On August 16-19, 1915, Galveston Island was hit by a devastating hurricane. Damage amounted to $50 million, but there were only 275 deaths. The low loss of life is attributed to the protection of the seawall, constructed after the 1900 hurricane which did $40 million worth of damage and killed thousands of people.
Written on negative (hard to read):
‘AZO’ photographic paper dates them to 1904-1918.
Toned on back. Paper bit 'curved'.
(Red text is an electronic watermark that is not physically part of the card)
According to information published at the time of the camp's establishment, the Fifth Brigade of the Second Army Division was ordered to Ft. Crockett at Galveston on Feb. 22, 1913. The Fourth and Sixth Infantry Brigades, the Fourth Field Artillery, the Sixth Cavalry, Engineers Companies G, H and M, Field Hospital No. 3, Ambulance Company No. 3, twelve ovens of Field Bakery No. 2 and the Aviation Squadron of the Second Army Division were deployed to Texas City under the command of Major General William H. Carter, commander of the Second Division.

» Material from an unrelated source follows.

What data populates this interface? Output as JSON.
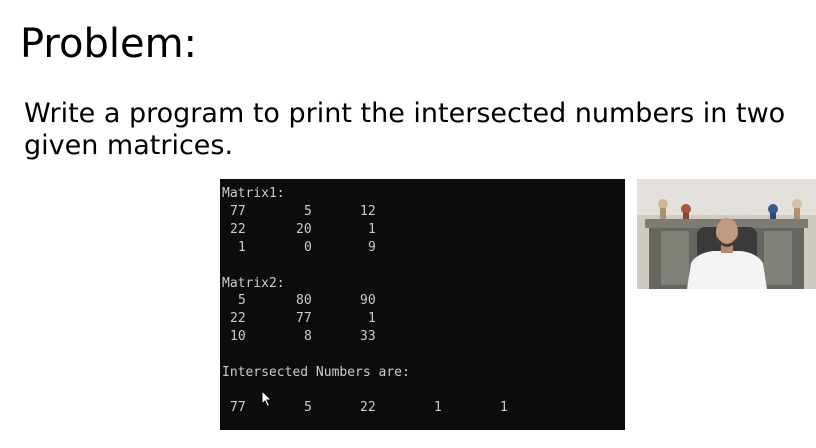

In August 1915, a damaging hurricane caused total destruction of the Army camp and severe property damage in the community. Although Hugh B. Moore tried hard to persuade Army officials to rebuild the camp after the storm, the official decision to shut down the camp came quickly. Some soldiers remained a short time to assist with disaster recovery efforts in Texas City, but most were quickly reassigned, transferred to other military locations, and the encampment was shut down permanently.